- WHAT IS BEING ASKED
Every line below that holds the string "content" must be copied.

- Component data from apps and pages

▶

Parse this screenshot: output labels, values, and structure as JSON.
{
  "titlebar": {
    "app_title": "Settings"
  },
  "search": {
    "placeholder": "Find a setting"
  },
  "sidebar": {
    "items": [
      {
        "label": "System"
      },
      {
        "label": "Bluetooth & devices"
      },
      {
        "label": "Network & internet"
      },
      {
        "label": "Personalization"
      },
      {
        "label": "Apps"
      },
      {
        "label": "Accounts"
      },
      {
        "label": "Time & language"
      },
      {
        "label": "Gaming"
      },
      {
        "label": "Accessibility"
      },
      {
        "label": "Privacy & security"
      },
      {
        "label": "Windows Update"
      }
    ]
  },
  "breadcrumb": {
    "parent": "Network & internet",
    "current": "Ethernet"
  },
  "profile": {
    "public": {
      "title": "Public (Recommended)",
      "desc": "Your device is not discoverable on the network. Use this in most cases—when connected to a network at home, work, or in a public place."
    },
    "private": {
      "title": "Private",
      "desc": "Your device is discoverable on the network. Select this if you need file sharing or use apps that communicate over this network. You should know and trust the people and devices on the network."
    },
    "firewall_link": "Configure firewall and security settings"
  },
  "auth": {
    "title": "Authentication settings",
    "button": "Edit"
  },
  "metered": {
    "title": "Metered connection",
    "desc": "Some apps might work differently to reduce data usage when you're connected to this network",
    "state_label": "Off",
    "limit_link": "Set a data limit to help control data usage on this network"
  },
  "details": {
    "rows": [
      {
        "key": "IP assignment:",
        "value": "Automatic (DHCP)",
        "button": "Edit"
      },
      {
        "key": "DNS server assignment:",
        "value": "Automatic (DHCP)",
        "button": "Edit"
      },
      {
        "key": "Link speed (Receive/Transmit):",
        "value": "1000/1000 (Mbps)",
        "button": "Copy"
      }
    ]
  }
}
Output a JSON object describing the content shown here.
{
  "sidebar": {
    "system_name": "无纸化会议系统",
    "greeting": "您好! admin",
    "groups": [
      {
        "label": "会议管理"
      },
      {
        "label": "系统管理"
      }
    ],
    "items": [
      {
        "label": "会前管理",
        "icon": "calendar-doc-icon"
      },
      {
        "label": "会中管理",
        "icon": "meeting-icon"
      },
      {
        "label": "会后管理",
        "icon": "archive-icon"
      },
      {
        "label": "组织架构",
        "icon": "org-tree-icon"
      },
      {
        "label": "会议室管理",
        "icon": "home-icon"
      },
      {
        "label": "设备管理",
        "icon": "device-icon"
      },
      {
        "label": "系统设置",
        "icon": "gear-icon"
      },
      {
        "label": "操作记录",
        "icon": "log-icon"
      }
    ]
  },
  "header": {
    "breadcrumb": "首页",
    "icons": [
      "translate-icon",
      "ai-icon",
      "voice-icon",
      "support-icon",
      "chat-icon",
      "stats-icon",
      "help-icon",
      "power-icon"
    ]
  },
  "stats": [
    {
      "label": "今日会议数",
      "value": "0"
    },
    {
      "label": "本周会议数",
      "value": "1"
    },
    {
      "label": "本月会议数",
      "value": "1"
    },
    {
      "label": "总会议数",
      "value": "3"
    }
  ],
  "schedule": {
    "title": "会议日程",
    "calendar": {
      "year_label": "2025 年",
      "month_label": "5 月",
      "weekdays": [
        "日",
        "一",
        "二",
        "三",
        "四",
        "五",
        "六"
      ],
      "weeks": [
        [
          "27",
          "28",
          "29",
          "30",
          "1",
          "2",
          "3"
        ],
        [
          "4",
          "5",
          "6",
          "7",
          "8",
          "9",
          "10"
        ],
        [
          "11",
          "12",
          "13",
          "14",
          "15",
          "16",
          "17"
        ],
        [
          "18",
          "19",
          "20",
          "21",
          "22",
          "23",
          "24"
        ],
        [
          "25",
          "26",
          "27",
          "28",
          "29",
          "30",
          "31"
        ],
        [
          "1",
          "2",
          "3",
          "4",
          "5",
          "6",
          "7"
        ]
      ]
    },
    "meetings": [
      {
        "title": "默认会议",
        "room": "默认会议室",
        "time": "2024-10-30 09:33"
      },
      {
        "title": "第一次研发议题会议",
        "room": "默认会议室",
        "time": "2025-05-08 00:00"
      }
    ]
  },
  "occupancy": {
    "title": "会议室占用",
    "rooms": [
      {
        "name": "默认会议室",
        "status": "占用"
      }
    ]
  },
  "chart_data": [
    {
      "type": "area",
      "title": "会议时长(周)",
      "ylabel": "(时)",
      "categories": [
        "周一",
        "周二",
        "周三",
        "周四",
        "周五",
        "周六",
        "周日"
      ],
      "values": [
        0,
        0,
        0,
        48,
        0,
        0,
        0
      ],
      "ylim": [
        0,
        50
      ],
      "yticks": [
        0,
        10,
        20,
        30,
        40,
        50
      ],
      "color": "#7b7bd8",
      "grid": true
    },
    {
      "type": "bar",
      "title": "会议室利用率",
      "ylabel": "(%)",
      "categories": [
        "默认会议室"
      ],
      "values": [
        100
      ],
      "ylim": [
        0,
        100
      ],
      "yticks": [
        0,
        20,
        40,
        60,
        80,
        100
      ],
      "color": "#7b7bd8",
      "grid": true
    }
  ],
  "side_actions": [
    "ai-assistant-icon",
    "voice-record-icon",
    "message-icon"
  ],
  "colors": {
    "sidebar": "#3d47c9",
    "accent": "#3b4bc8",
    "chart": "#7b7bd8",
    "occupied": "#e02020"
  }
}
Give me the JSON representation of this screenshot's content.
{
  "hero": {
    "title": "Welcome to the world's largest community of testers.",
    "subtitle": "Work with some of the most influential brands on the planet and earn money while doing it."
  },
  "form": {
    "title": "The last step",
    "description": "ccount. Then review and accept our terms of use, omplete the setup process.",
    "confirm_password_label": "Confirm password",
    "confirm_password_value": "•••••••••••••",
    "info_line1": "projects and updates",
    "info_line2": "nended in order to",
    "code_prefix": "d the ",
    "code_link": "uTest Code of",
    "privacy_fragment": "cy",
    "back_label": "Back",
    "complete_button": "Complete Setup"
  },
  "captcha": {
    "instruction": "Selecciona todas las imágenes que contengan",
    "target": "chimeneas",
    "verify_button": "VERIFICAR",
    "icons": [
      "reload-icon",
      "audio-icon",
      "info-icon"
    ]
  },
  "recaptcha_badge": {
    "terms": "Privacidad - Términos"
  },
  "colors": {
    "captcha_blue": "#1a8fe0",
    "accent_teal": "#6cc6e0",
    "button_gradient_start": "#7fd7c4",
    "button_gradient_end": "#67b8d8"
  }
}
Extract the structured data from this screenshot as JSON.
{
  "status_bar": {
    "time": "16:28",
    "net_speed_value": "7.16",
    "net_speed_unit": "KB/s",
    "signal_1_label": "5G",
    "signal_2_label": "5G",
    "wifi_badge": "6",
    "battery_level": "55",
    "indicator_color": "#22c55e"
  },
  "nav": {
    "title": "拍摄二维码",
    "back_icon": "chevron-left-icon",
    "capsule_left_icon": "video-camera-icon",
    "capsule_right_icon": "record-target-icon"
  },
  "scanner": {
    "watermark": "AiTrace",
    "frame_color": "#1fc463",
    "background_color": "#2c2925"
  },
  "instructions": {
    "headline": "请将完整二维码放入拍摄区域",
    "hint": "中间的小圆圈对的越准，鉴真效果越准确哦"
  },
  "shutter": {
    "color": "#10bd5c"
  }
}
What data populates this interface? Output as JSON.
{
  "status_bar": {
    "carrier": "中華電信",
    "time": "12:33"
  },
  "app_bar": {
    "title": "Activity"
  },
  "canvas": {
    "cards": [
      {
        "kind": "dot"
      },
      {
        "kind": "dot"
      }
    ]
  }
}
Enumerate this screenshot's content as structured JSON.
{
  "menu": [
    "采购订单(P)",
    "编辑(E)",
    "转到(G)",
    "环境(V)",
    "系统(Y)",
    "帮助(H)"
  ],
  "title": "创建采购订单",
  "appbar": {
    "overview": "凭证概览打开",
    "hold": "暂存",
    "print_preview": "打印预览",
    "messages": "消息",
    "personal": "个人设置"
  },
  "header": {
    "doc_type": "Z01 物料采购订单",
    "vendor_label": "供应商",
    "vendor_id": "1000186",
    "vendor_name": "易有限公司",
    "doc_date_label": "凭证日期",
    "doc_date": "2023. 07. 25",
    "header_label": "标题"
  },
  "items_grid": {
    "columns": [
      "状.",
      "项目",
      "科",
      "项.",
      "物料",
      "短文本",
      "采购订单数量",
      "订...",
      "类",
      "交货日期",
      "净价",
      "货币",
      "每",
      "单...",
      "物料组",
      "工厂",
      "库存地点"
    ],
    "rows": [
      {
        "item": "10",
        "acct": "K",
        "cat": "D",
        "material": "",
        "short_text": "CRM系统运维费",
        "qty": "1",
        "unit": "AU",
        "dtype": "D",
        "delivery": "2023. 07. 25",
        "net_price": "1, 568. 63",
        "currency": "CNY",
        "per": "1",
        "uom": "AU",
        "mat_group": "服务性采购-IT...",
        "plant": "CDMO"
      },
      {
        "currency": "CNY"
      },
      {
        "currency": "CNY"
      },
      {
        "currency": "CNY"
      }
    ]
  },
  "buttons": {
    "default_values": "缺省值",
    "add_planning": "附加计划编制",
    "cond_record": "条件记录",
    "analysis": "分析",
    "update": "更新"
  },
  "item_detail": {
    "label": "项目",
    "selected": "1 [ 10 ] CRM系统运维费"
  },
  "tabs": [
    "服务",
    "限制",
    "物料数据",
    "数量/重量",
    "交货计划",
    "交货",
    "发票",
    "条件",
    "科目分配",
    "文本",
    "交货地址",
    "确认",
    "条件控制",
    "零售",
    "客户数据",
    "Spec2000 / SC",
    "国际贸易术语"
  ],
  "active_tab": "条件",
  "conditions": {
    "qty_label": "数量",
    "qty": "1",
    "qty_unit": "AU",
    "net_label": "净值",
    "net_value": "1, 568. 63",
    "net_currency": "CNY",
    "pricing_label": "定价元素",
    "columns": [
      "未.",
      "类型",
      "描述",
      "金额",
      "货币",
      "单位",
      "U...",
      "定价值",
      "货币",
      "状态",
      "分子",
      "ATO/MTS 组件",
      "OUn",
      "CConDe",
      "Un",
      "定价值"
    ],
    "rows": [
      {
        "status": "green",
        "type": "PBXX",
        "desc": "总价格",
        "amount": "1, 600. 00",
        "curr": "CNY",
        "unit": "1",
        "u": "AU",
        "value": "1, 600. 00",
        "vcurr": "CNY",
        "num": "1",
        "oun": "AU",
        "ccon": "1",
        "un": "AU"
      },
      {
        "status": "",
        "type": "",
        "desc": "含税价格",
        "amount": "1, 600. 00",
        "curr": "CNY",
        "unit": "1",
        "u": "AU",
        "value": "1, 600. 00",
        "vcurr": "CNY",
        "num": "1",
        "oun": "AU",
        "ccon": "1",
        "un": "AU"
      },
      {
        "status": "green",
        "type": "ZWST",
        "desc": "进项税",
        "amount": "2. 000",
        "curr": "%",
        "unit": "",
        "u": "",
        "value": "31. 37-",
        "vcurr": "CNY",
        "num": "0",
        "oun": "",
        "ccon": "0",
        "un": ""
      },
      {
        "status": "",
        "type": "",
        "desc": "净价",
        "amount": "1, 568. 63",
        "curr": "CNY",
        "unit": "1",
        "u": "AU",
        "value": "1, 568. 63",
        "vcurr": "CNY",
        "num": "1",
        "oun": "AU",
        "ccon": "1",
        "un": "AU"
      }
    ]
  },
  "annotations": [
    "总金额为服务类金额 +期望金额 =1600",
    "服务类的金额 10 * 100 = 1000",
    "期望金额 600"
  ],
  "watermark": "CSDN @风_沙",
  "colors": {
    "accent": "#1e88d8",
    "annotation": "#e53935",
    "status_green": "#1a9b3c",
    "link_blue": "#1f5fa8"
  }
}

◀

- RESPONSE TO THIS TASK
Output a JSON object describing the content shown here.
Give me the JSON representation of this screenshot's content.
Enumerate this screenshot's content as structured JSON.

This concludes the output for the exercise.